### WHAT TO DO
How many lines in the listing below include the word "this"? Answer with the number and nothing else.

### TASK MATERIAL
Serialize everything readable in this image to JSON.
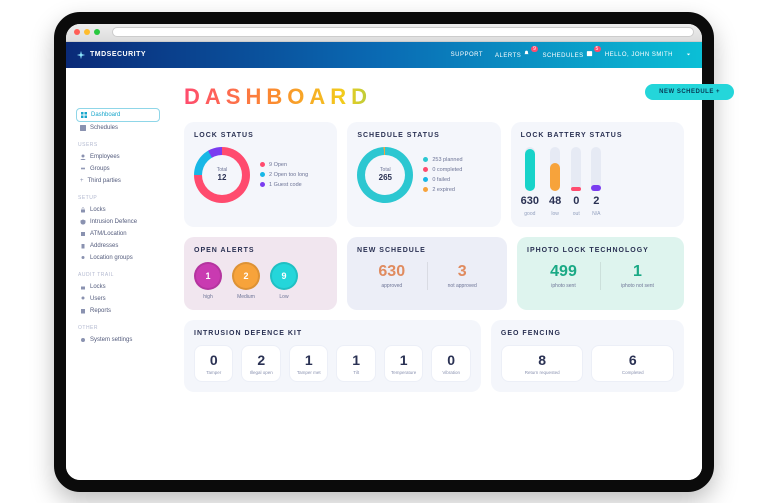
{
  "browser": {
    "dots": [
      "#ff5f57",
      "#febc2e",
      "#28c840"
    ]
  },
  "brand": "TMDSECURITY",
  "nav": {
    "support": "SUPPORT",
    "alerts": "ALERTS",
    "alerts_badge": "9",
    "schedules": "SCHEDULES",
    "schedules_badge": "5",
    "greeting": "HELLO, JOHN SMITH"
  },
  "sidebar": {
    "dashboard": "Dashboard",
    "schedules": "Schedules",
    "groups": {
      "users_head": "USERS",
      "employees": "Employees",
      "groups": "Groups",
      "third_parties": "Third parties",
      "setup_head": "SETUP",
      "locks": "Locks",
      "intrusion_defence": "Intrusion Defence",
      "atm_location": "ATM/Location",
      "addresses": "Addresses",
      "location_groups": "Location groups",
      "audit_head": "AUDIT TRAIL",
      "a_locks": "Locks",
      "a_users": "Users",
      "a_reports": "Reports",
      "other_head": "OTHER",
      "system_settings": "System settings"
    }
  },
  "page": {
    "title": "DASHBOARD",
    "new_schedule_btn": "NEW SCHEDULE  +"
  },
  "lock_status": {
    "title": "LOCK STATUS",
    "center_label": "Total",
    "center_value": "12",
    "legend": [
      {
        "color": "#ff4b6e",
        "text": "9 Open"
      },
      {
        "color": "#18b7e6",
        "text": "2 Open too long"
      },
      {
        "color": "#7a3cf0",
        "text": "1 Guest code"
      }
    ]
  },
  "schedule_status": {
    "title": "SCHEDULE STATUS",
    "center_label": "Total",
    "center_value": "265",
    "legend": [
      {
        "color": "#2cc7d1",
        "text": "253 planned"
      },
      {
        "color": "#ff4b6e",
        "text": "0 completed"
      },
      {
        "color": "#18b7e6",
        "text": "0 failed"
      },
      {
        "color": "#f7a33b",
        "text": "2 expired"
      }
    ]
  },
  "battery": {
    "title": "LOCK BATTERY STATUS",
    "cols": [
      {
        "num": "630",
        "label": "good",
        "color": "#18d3c9",
        "h": 42
      },
      {
        "num": "48",
        "label": "low",
        "color": "#f7a33b",
        "h": 28
      },
      {
        "num": "0",
        "label": "out",
        "color": "#ff4b6e",
        "h": 4
      },
      {
        "num": "2",
        "label": "N/A",
        "color": "#7a3cf0",
        "h": 6
      }
    ]
  },
  "alerts": {
    "title": "OPEN ALERTS",
    "items": [
      {
        "n": "1",
        "label": "high",
        "color": "#c93ab1"
      },
      {
        "n": "2",
        "label": "Medium",
        "color": "#f7a33b"
      },
      {
        "n": "9",
        "label": "Low",
        "color": "#24d6da"
      }
    ]
  },
  "new_schedule": {
    "title": "NEW SCHEDULE",
    "approved_n": "630",
    "approved_l": "approved",
    "not_n": "3",
    "not_l": "not approved",
    "accent": "#e08b5f"
  },
  "iphoto": {
    "title": "IPHOTO LOCK TECHNOLOGY",
    "sent_n": "499",
    "sent_l": "iphoto sent",
    "not_n": "1",
    "not_l": "iphoto not sent",
    "accent": "#1aa985"
  },
  "idk": {
    "title": "INTRUSION DEFENCE KIT",
    "items": [
      {
        "n": "0",
        "l": "Tamper"
      },
      {
        "n": "2",
        "l": "Illegal open"
      },
      {
        "n": "1",
        "l": "Tamper met"
      },
      {
        "n": "1",
        "l": "Tilt"
      },
      {
        "n": "1",
        "l": "Temperature"
      },
      {
        "n": "0",
        "l": "Vibration"
      }
    ]
  },
  "geo": {
    "title": "GEO FENCING",
    "items": [
      {
        "n": "8",
        "l": "Return requested"
      },
      {
        "n": "6",
        "l": "Completed"
      }
    ]
  },
  "chart_data": [
    {
      "type": "pie",
      "title": "LOCK STATUS",
      "categories": [
        "Open",
        "Open too long",
        "Guest code"
      ],
      "values": [
        9,
        2,
        1
      ],
      "colors": [
        "#ff4b6e",
        "#18b7e6",
        "#7a3cf0"
      ],
      "total": 12
    },
    {
      "type": "pie",
      "title": "SCHEDULE STATUS",
      "categories": [
        "planned",
        "completed",
        "failed",
        "expired"
      ],
      "values": [
        253,
        0,
        0,
        2
      ],
      "colors": [
        "#2cc7d1",
        "#ff4b6e",
        "#18b7e6",
        "#f7a33b"
      ],
      "total": 265
    },
    {
      "type": "bar",
      "title": "LOCK BATTERY STATUS",
      "categories": [
        "good",
        "low",
        "out",
        "N/A"
      ],
      "values": [
        630,
        48,
        0,
        2
      ],
      "colors": [
        "#18d3c9",
        "#f7a33b",
        "#ff4b6e",
        "#7a3cf0"
      ]
    }
  ]
}
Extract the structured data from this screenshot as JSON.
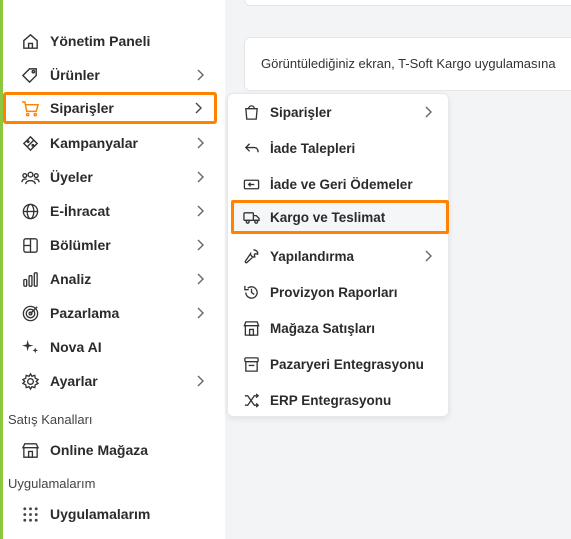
{
  "sidebar": {
    "items": [
      {
        "label": "Yönetim Paneli",
        "icon": "home-icon",
        "chevron": false
      },
      {
        "label": "Ürünler",
        "icon": "tag-icon",
        "chevron": true
      },
      {
        "label": "Siparişler",
        "icon": "cart-icon",
        "chevron": true
      },
      {
        "label": "Kampanyalar",
        "icon": "discount-icon",
        "chevron": true
      },
      {
        "label": "Üyeler",
        "icon": "users-icon",
        "chevron": true
      },
      {
        "label": "E-İhracat",
        "icon": "globe-icon",
        "chevron": true
      },
      {
        "label": "Bölümler",
        "icon": "sections-icon",
        "chevron": true
      },
      {
        "label": "Analiz",
        "icon": "analytics-icon",
        "chevron": true
      },
      {
        "label": "Pazarlama",
        "icon": "target-icon",
        "chevron": true
      },
      {
        "label": "Nova AI",
        "icon": "sparkle-icon",
        "chevron": false
      },
      {
        "label": "Ayarlar",
        "icon": "gear-icon",
        "chevron": true
      }
    ],
    "sales_channels_heading": "Satış Kanalları",
    "online_store_label": "Online Mağaza",
    "apps_heading": "Uygulamalarım",
    "apps_label": "Uygulamalarım",
    "accent_color": "#8dc63f",
    "highlight_color": "#ff8200",
    "cart_icon_color": "#ff8200"
  },
  "main": {
    "info_text": "Görüntülediğiniz ekran, T-Soft Kargo uygulamasına"
  },
  "submenu": {
    "items": [
      {
        "label": "Siparişler",
        "icon": "bag-icon",
        "chevron": true
      },
      {
        "label": "İade Talepleri",
        "icon": "return-arrow-icon",
        "chevron": false
      },
      {
        "label": "İade ve Geri Ödemeler",
        "icon": "money-icon",
        "chevron": false
      },
      {
        "label": "Kargo ve Teslimat",
        "icon": "truck-icon",
        "chevron": false
      },
      {
        "label": "Yapılandırma",
        "icon": "wrench-icon",
        "chevron": true
      },
      {
        "label": "Provizyon Raporları",
        "icon": "history-icon",
        "chevron": false
      },
      {
        "label": "Mağaza Satışları",
        "icon": "store-icon",
        "chevron": false
      },
      {
        "label": "Pazaryeri Entegrasyonu",
        "icon": "marketplace-icon",
        "chevron": false
      },
      {
        "label": "ERP Entegrasyonu",
        "icon": "shuffle-icon",
        "chevron": false
      }
    ]
  }
}
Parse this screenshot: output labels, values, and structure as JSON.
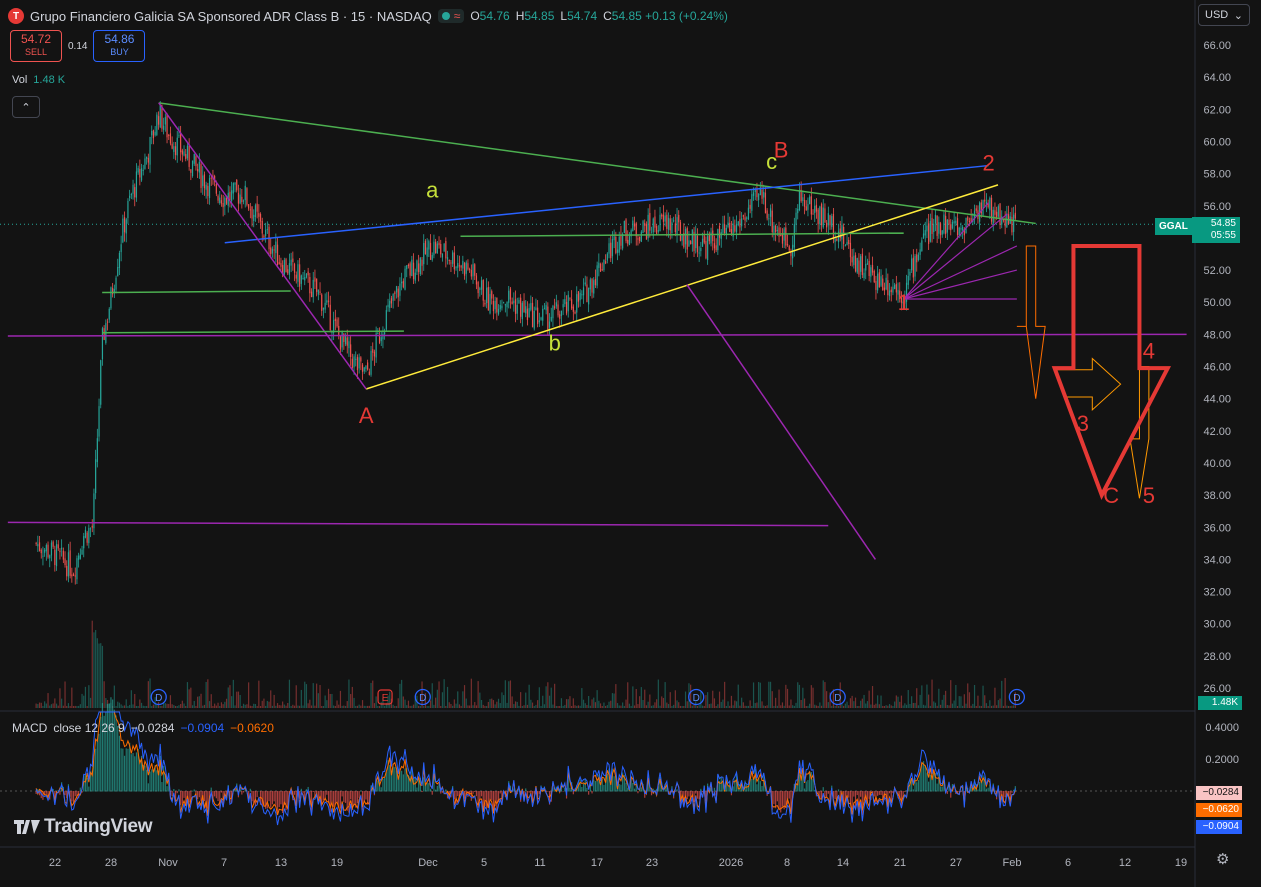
{
  "header": {
    "logo_letter": "T",
    "title": "Grupo Financiero Galicia SA Sponsored ADR Class B · 15 · NASDAQ",
    "wave_glyph": "≈",
    "ohlc": [
      {
        "k": "O",
        "v": "54.76"
      },
      {
        "k": "H",
        "v": "54.85"
      },
      {
        "k": "L",
        "v": "54.74"
      },
      {
        "k": "C",
        "v": "54.85 +0.13 (+0.24%)"
      }
    ]
  },
  "trade": {
    "sell_price": "54.72",
    "sell_label": "SELL",
    "spread": "0.14",
    "buy_price": "54.86",
    "buy_label": "BUY"
  },
  "volume": {
    "label": "Vol",
    "value": "1.48 K",
    "axis_label": "1.48K"
  },
  "collapse_glyph": "⌃",
  "currency": {
    "label": "USD",
    "chevron": "⌄"
  },
  "ticker": {
    "symbol": "GGAL",
    "price": "54.85",
    "countdown": "05:55"
  },
  "macd": {
    "name": "MACD",
    "params": "close 12 26 9",
    "hist": "−0.0284",
    "macd": "−0.0904",
    "signal": "−0.0620",
    "axis_labels": {
      "hist": "−0.0284",
      "signal": "−0.0620",
      "macd": "−0.0904"
    }
  },
  "branding": "TradingView",
  "settings_glyph": "⚙",
  "colors": {
    "bg": "#131313",
    "up": "#26a69a",
    "down": "#ef5350",
    "accent_blue": "#2962ff",
    "macd_signal": "#ff6d00"
  },
  "chart_data": {
    "type": "candlestick",
    "title": "Grupo Financiero Galicia SA Sponsored ADR Class B · 15 · NASDAQ",
    "price_axis": {
      "ticks": [
        "26.00",
        "28.00",
        "30.00",
        "32.00",
        "34.00",
        "36.00",
        "38.00",
        "40.00",
        "42.00",
        "44.00",
        "46.00",
        "48.00",
        "50.00",
        "52.00",
        "54.00",
        "56.00",
        "58.00",
        "60.00",
        "62.00",
        "64.00",
        "66.00"
      ],
      "ylim": [
        25,
        67
      ]
    },
    "macd_axis": {
      "ticks": [
        "0.4000",
        "0.2000",
        "0.0000"
      ]
    },
    "time_axis": {
      "ticks": [
        "22",
        "28",
        "Nov",
        "7",
        "13",
        "19",
        "Dec",
        "5",
        "11",
        "17",
        "23",
        "2026",
        "8",
        "14",
        "21",
        "27",
        "Feb",
        "6",
        "12",
        "19"
      ]
    },
    "price_path": [
      {
        "t": "Oct 20",
        "p": 35.0
      },
      {
        "t": "Oct 22",
        "p": 34.3
      },
      {
        "t": "Oct 24",
        "p": 33.4
      },
      {
        "t": "Oct 25",
        "p": 35.5
      },
      {
        "t": "Oct 26",
        "p": 36.0
      },
      {
        "t": "Oct 27",
        "p": 47.5
      },
      {
        "t": "Oct 28",
        "p": 50.5
      },
      {
        "t": "Oct 29",
        "p": 54.0
      },
      {
        "t": "Oct 30",
        "p": 56.5
      },
      {
        "t": "Nov 1",
        "p": 59.5
      },
      {
        "t": "Nov 2",
        "p": 61.8
      },
      {
        "t": "Nov 3",
        "p": 60.5
      },
      {
        "t": "Nov 5",
        "p": 59.0
      },
      {
        "t": "Nov 7",
        "p": 57.5
      },
      {
        "t": "Nov 9",
        "p": 56.5
      },
      {
        "t": "Nov 11",
        "p": 56.8
      },
      {
        "t": "Nov 13",
        "p": 54.5
      },
      {
        "t": "Nov 15",
        "p": 52.5
      },
      {
        "t": "Nov 17",
        "p": 51.5
      },
      {
        "t": "Nov 19",
        "p": 50.5
      },
      {
        "t": "Nov 21",
        "p": 48.0
      },
      {
        "t": "Nov 23",
        "p": 46.0
      },
      {
        "t": "Nov 24",
        "p": 45.5
      },
      {
        "t": "Nov 26",
        "p": 49.0
      },
      {
        "t": "Nov 28",
        "p": 51.5
      },
      {
        "t": "Dec 1",
        "p": 53.5
      },
      {
        "t": "Dec 3",
        "p": 52.8
      },
      {
        "t": "Dec 5",
        "p": 52.0
      },
      {
        "t": "Dec 7",
        "p": 50.0
      },
      {
        "t": "Dec 9",
        "p": 50.3
      },
      {
        "t": "Dec 11",
        "p": 49.3
      },
      {
        "t": "Dec 13",
        "p": 49.0
      },
      {
        "t": "Dec 15",
        "p": 49.5
      },
      {
        "t": "Dec 17",
        "p": 50.3
      },
      {
        "t": "Dec 19",
        "p": 52.5
      },
      {
        "t": "Dec 21",
        "p": 54.3
      },
      {
        "t": "Dec 23",
        "p": 54.5
      },
      {
        "t": "Dec 26",
        "p": 55.0
      },
      {
        "t": "Dec 28",
        "p": 54.0
      },
      {
        "t": "Dec 30",
        "p": 53.5
      },
      {
        "t": "Jan 2",
        "p": 54.5
      },
      {
        "t": "Jan 5",
        "p": 56.8
      },
      {
        "t": "Jan 6",
        "p": 55.0
      },
      {
        "t": "Jan 8",
        "p": 53.5
      },
      {
        "t": "Jan 9",
        "p": 56.5
      },
      {
        "t": "Jan 11",
        "p": 55.5
      },
      {
        "t": "Jan 13",
        "p": 54.5
      },
      {
        "t": "Jan 15",
        "p": 52.5
      },
      {
        "t": "Jan 17",
        "p": 51.5
      },
      {
        "t": "Jan 19",
        "p": 51.0
      },
      {
        "t": "Jan 20",
        "p": 50.5
      },
      {
        "t": "Jan 22",
        "p": 54.0
      },
      {
        "t": "Jan 24",
        "p": 55.0
      },
      {
        "t": "Jan 26",
        "p": 54.5
      },
      {
        "t": "Jan 28",
        "p": 56.0
      },
      {
        "t": "Jan 30",
        "p": 55.5
      },
      {
        "t": "Feb 1",
        "p": 54.85
      }
    ],
    "event_markers": [
      {
        "t": "Nov 2",
        "label": "D"
      },
      {
        "t": "Nov 26",
        "label": "E"
      },
      {
        "t": "Nov 30",
        "label": "D"
      },
      {
        "t": "Dec 29",
        "label": "D"
      },
      {
        "t": "Jan 13",
        "label": "D"
      },
      {
        "t": "Feb 1",
        "label": "D"
      }
    ],
    "wave_labels": [
      {
        "text": "A",
        "t": "Nov 24",
        "p": 42.5,
        "color": "#e53935"
      },
      {
        "text": "a",
        "t": "Dec 1",
        "p": 56.5,
        "color": "#c6e03a"
      },
      {
        "text": "b",
        "t": "Dec 14",
        "p": 47.0,
        "color": "#c6e03a"
      },
      {
        "text": "c",
        "t": "Jan 6",
        "p": 58.3,
        "color": "#c6e03a"
      },
      {
        "text": "B",
        "t": "Jan 7",
        "p": 59.0,
        "color": "#e53935"
      },
      {
        "text": "1",
        "t": "Jan 20",
        "p": 49.5,
        "color": "#e53935"
      },
      {
        "text": "2",
        "t": "Jan 29",
        "p": 58.2,
        "color": "#e53935"
      },
      {
        "text": "3",
        "t": "Feb 8",
        "p": 42.0,
        "color": "#e53935"
      },
      {
        "text": "4",
        "t": "Feb 15",
        "p": 46.5,
        "color": "#e53935"
      },
      {
        "text": "C",
        "t": "Feb 11",
        "p": 37.5,
        "color": "#e53935"
      },
      {
        "text": "5",
        "t": "Feb 15",
        "p": 37.5,
        "color": "#e53935"
      }
    ],
    "grid": false
  }
}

### SOLVED EXERCISE
3